Google Pixel phones are renowned for their stylish design, cutting-edge performance (thanks to the Tensor chipset), and, of course, their outstanding camera quality. However, those who have used non-Pixel Android devices may find that some features they took for granted are missing on the stock Android.
In this write-up, we will explore some of these features and why they matter for a better user experience. We will also compare how other Android manufacturers implement them and how Google can improve its own software in the future.
Android Features missing on Pixel phones
Always on Display: One of my biggest gripes with Pixel phones is that much as they do have always-on display (AOD) it’s limited to only showing the time and notifications. And even that cannot be customized in any way. Come to think of it, there’s nothing called AOD in Pixel phones (only a setting to always show time and info). I dare say this is a missed opportunity, as AOD can be a great way to personalize your phone and make it more functional.
Switching mobile data: Secondly, switching between mobile data networks on Pixel smartphones is a test of patience. I find it incredibly inconvenient and time-consuming to have to rummage through the settings every time I want to switch mobile networks. It’s galling that Google hasn’t implemented a simple quick toggle for this in the notification bar, like other Android phones have. It sort of feels like Google never intended their Pixel phones to be dual SIM.
Restrict access to mobile data: Additionally, you can’t restrict mobile data access to specific apps. This is a major issue for me because I like to control which apps can use my mobile data and which ones can only use Wi-Fi. This helps me save data and avoid unwanted charges. For example, I restrict mobile data access to apps like Instagram and TikTok so that I don’t accidentally blow through my data when I’m on the go. On most other Android phones, you can easily restrict mobile data access for individual apps in the settings. However, on Pixel, you can only turn on or off mobile data for all apps at once.

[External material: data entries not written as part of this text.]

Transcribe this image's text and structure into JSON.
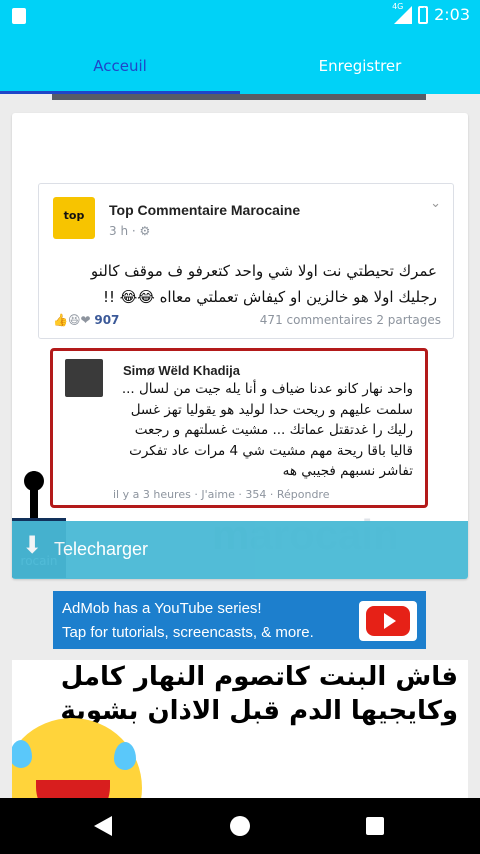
{
  "status": {
    "time": "2:03",
    "network": "4G"
  },
  "tabs": [
    {
      "label": "Acceuil"
    },
    {
      "label": "Enregistrer"
    }
  ],
  "colors": {
    "primary": "#00d2f7",
    "tab_active": "#1f46c8",
    "ad_blue": "#1d7fcd",
    "download_bar": "#49b9d5"
  },
  "post": {
    "page_name": "Top Commentaire Marocaine",
    "time": "3 h · ",
    "text": "عمرك تحيطتي نت اولا شي واحد كتعرفو ف موقف كالنو رجليك اولا هو خالزين او كيفاش تعملتي معااه 😂😂 !!",
    "reactions_count": "907",
    "stats": "471 commentaires 2 partages",
    "logo_label": "top"
  },
  "comment": {
    "author": "Simø Wëld Khadija",
    "text": "واحد نهار كانو عدنا ضياف و أنا يله جيت من لسال ... سلمت عليهم و ريحت حدا لوليد هو يقوليا تهز غسل رليك را غدتقتل عماتك ... مشيت غسلتهم و رجعت قاليا باقا ريحة مهم مشيت شي 4 مرات عاد تفكرت تفاشر نسبهم فجيبي هه",
    "footer": "il y a 3 heures · J'aime · 354 · Répondre"
  },
  "watermark": {
    "text": "marocain",
    "tag": "rocain"
  },
  "download": {
    "label": "Telecharger"
  },
  "ad": {
    "line1": "AdMob has a YouTube series!",
    "line2": "Tap for tutorials, screencasts, & more."
  },
  "second_card": {
    "text": "فاش البنت كاتصوم النهار كامل وكايجيها الدم قبل الاذان بشوية"
  }
}
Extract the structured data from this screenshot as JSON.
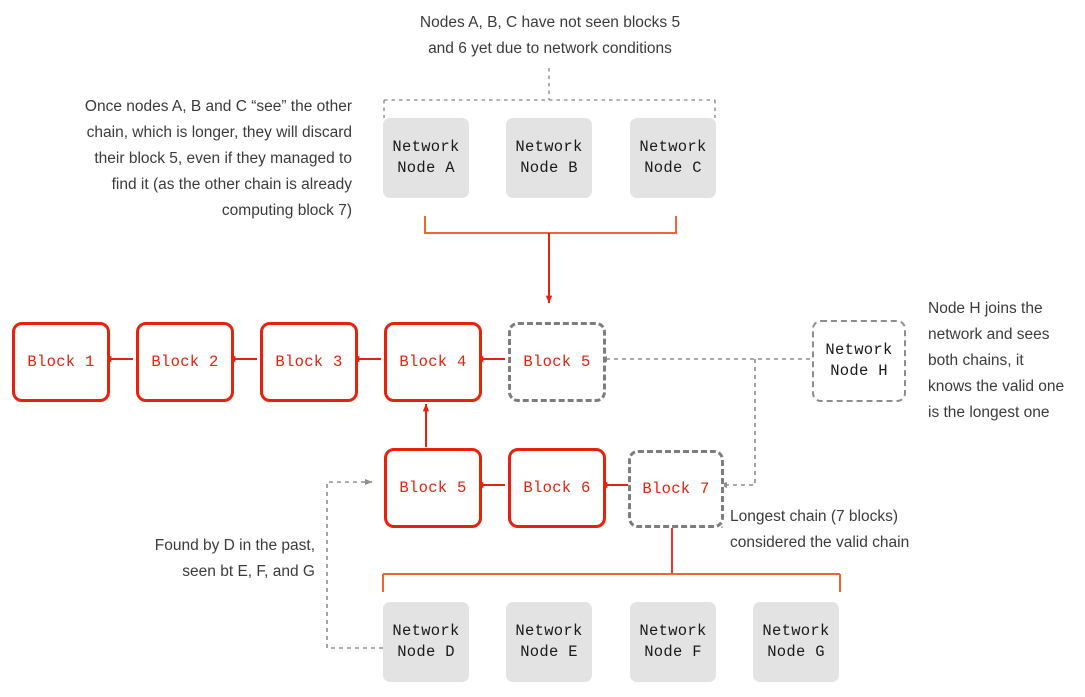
{
  "colors": {
    "block_red": "#e8200c",
    "bracket_orange": "#ef6636",
    "node_gray_fill": "#e3e3e3",
    "dashed_gray": "#8d8d8d",
    "text_gray": "#3b3b3b",
    "background": "#ffffff"
  },
  "annotations": {
    "top_note": "Nodes A, B, C have not seen blocks 5\nand 6 yet due to network conditions",
    "left_note": "Once nodes A, B and C “see” the other\nchain, which is longer, they will discard\ntheir block 5, even if they managed to\nfind it (as the other chain is already\ncomputing block 7)",
    "node_h_note": "Node H joins the\nnetwork and sees\nboth chains, it\nknows the valid one\nis the longest one",
    "longest_chain_note": "Longest chain (7 blocks)\nconsidered the valid chain",
    "found_by_d_note": "Found by D in the past,\nseen bt E, F, and G"
  },
  "top_nodes": [
    {
      "label": "Network\nNode A"
    },
    {
      "label": "Network\nNode B"
    },
    {
      "label": "Network\nNode C"
    }
  ],
  "bottom_nodes": [
    {
      "label": "Network\nNode D"
    },
    {
      "label": "Network\nNode E"
    },
    {
      "label": "Network\nNode F"
    },
    {
      "label": "Network\nNode G"
    }
  ],
  "joining_node": {
    "label": "Network\nNode  H"
  },
  "main_chain": [
    {
      "label": "Block 1",
      "state": "confirmed"
    },
    {
      "label": "Block 2",
      "state": "confirmed"
    },
    {
      "label": "Block 3",
      "state": "confirmed"
    },
    {
      "label": "Block 4",
      "state": "confirmed"
    }
  ],
  "orphan_chain": [
    {
      "label": "Block 5",
      "state": "orphaned"
    }
  ],
  "longest_chain": [
    {
      "label": "Block 5",
      "state": "confirmed"
    },
    {
      "label": "Block 6",
      "state": "confirmed"
    },
    {
      "label": "Block 7",
      "state": "pending"
    }
  ]
}
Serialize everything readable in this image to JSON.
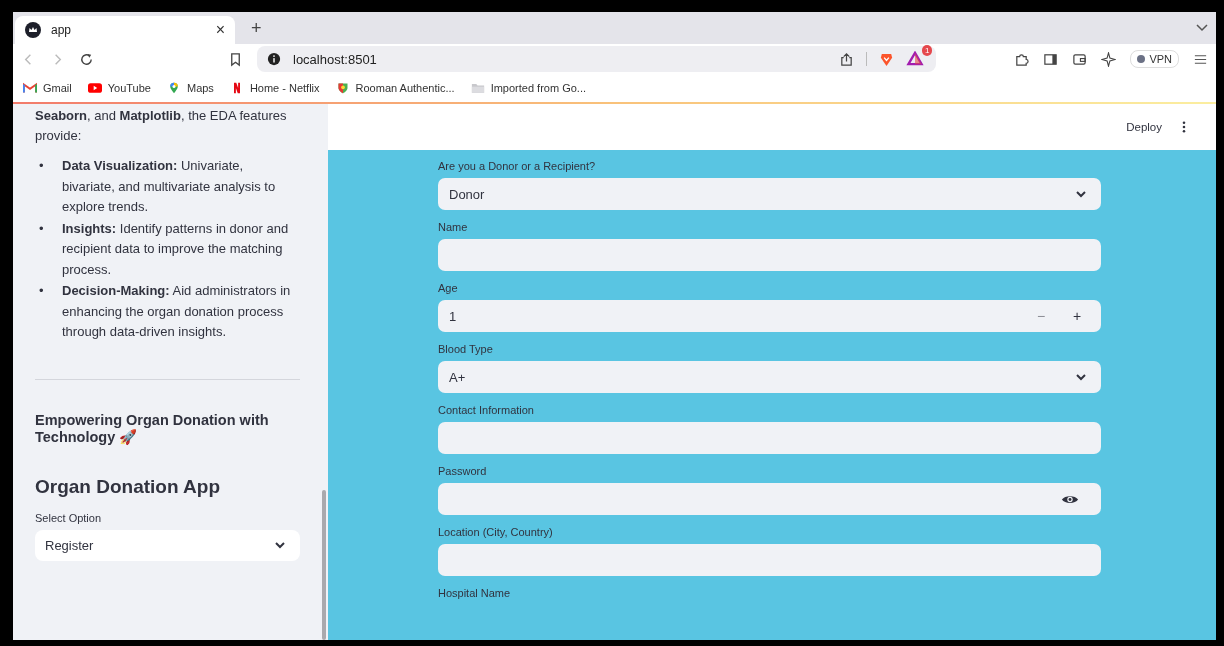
{
  "browser": {
    "tab": {
      "title": "app",
      "close": "×"
    },
    "new_tab": "+",
    "url": "localhost:8501",
    "badge": "1",
    "vpn": "VPN",
    "bookmarks": [
      {
        "label": "Gmail",
        "kind": "mail"
      },
      {
        "label": "YouTube",
        "kind": "video"
      },
      {
        "label": "Maps",
        "kind": "pin"
      },
      {
        "label": "Home - Netflix",
        "kind": "letter"
      },
      {
        "label": "Rooman Authentic...",
        "kind": "shield"
      },
      {
        "label": "Imported from Go...",
        "kind": "folder"
      }
    ]
  },
  "sidebar": {
    "intro": "**Seaborn**, and **Matplotlib**, the EDA features provide:",
    "bullets": [
      {
        "marker": "•",
        "text": "**Data Visualization:** Univariate, bivariate, and multivariate analysis to explore trends."
      },
      {
        "marker": "•",
        "text": "**Insights:** Identify patterns in donor and recipient data to improve the matching process."
      },
      {
        "marker": "•",
        "text": "**Decision-Making:** Aid administrators in enhancing the organ donation process through data-driven insights."
      }
    ],
    "tagline": "Empowering Organ Donation with Technology 🚀",
    "app_title": "Organ Donation App",
    "select_label": "Select Option",
    "select_value": "Register"
  },
  "header": {
    "deploy": "Deploy"
  },
  "form": [
    {
      "label": "Are you a Donor or a Recipient?",
      "kind": "select",
      "value": "Donor"
    },
    {
      "label": "Name",
      "kind": "text"
    },
    {
      "label": "Age",
      "kind": "number",
      "value": "1",
      "minus": "−",
      "plus": "+"
    },
    {
      "label": "Blood Type",
      "kind": "select",
      "value": "A+"
    },
    {
      "label": "Contact Information",
      "kind": "text"
    },
    {
      "label": "Password",
      "kind": "password"
    },
    {
      "label": "Location (City, Country)",
      "kind": "text"
    },
    {
      "label": "Hospital Name",
      "kind": "label"
    }
  ]
}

Double tap to sleep: Another feature that has grown on me over the years is the ability to double-tap the screen to sleep. It’s a simple gesture that’s incredibly convenient for me. However, on Pixel phones, the only options you get are to use the power button (which can be quite loud in the dead of the night) or wait for the screen to black out by itself. And don’t tell me to flip my phone. I actually prefer it on its back. Most other Android phones allow you to double-tap the screen to put it to sleep. I had taken it for granted all this while only to get a rude awakening.

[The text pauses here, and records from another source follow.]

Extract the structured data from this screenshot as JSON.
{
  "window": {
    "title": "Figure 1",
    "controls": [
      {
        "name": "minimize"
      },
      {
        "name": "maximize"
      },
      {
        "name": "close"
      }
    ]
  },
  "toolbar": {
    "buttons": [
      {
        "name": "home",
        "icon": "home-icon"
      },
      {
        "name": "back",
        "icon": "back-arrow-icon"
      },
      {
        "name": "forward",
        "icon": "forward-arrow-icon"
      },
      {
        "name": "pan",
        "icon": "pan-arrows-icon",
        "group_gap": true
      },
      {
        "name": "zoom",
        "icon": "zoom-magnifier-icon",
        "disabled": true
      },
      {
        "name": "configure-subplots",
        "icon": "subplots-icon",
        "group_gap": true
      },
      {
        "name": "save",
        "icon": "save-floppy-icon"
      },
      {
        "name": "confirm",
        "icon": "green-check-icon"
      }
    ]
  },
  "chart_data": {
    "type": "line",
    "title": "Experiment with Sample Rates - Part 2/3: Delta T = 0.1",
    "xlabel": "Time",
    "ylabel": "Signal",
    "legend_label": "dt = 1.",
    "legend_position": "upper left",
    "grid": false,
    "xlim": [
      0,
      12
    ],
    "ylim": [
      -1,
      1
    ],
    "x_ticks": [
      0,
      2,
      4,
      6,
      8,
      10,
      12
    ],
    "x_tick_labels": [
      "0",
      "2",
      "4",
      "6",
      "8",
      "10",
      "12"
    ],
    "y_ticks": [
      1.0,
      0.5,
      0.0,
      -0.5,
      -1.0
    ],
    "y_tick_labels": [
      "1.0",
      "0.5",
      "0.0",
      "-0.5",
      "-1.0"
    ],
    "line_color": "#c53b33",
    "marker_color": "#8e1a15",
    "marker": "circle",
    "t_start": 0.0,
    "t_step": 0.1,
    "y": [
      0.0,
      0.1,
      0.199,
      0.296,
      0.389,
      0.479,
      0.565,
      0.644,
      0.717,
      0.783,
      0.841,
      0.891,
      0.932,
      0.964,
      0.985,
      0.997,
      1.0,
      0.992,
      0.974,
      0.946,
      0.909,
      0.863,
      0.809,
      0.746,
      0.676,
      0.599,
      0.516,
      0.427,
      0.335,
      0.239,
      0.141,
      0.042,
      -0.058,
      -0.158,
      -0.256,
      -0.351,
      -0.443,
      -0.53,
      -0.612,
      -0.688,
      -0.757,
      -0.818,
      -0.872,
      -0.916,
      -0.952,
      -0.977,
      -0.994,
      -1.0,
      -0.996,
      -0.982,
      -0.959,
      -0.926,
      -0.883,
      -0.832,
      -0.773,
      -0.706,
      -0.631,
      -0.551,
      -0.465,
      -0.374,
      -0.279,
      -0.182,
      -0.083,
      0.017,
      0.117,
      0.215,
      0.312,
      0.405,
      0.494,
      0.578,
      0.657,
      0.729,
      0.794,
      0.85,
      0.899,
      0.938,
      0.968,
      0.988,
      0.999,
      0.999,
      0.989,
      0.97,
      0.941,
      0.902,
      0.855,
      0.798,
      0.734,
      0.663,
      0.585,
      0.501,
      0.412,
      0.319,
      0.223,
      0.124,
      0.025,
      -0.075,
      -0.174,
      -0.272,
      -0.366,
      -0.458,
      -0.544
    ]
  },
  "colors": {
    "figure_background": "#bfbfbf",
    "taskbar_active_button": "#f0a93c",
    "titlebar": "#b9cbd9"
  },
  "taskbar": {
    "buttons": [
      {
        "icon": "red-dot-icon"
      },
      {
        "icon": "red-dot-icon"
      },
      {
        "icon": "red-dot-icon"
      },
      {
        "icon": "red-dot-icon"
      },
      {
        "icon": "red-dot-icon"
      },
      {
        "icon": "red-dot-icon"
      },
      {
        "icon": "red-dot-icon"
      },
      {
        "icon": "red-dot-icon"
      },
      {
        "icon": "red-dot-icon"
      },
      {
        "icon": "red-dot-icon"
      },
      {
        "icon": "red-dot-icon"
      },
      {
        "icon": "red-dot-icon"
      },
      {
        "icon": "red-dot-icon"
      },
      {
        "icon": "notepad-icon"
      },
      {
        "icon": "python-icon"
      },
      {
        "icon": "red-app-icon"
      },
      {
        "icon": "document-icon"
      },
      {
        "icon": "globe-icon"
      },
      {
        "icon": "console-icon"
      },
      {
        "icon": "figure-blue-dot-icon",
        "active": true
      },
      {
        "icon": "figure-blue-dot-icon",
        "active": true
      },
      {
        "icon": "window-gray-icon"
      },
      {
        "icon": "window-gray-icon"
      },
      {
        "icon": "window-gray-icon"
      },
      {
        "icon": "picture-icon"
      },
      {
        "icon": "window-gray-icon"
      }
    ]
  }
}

SMS verification code autofill: Now, I’m not sure if this is a localized bug on my Pixel or a general issue, but SMS verification code autofill doesn’t seem to work for most apps on my Pixel, even when the SMS verification codes autofill service is turned on. It has only worked on one app of the dozens I have. I don’t know about other Pixel users, but it’s a hassle for me, as I have to manually type in the verification codes from SMS messages every time I log in to certain apps or websites. Most other Android phones can autofill these one-time password (OTP) codes once you allow the feature in settings. It’s one of those features you never think about until it breaks.
Three-finger swipe: Last but by no means least, the three-finger swipe to take screenshots is not supported on Pixel phones. This personally isn’t a deal breaker. The native screenshot method has its own advantages. For example, I can edit, share, or copy links or images quite easily. This is not as quick or easy as the three-finger swipe, but it is more powerful and versatile.
The authentic Pixel Experience
Let me make this clear, these missing features do not take away from the gem that is Pixel. Pixel phones offer a better all-round experience than most Android smartphones despite these shortcomings. That said, the lack of these features may not be deal-breakers for everyone, but they certainly affected my satisfaction and enjoyment of the phone. But not by much.
We have written this post to highlight some of the challenges you might face when switching on Pixel phones and not to discourage you from making the shift. I hope Google will address these issues in future updates or models, and make Pixel phones more user-friendly and customizable.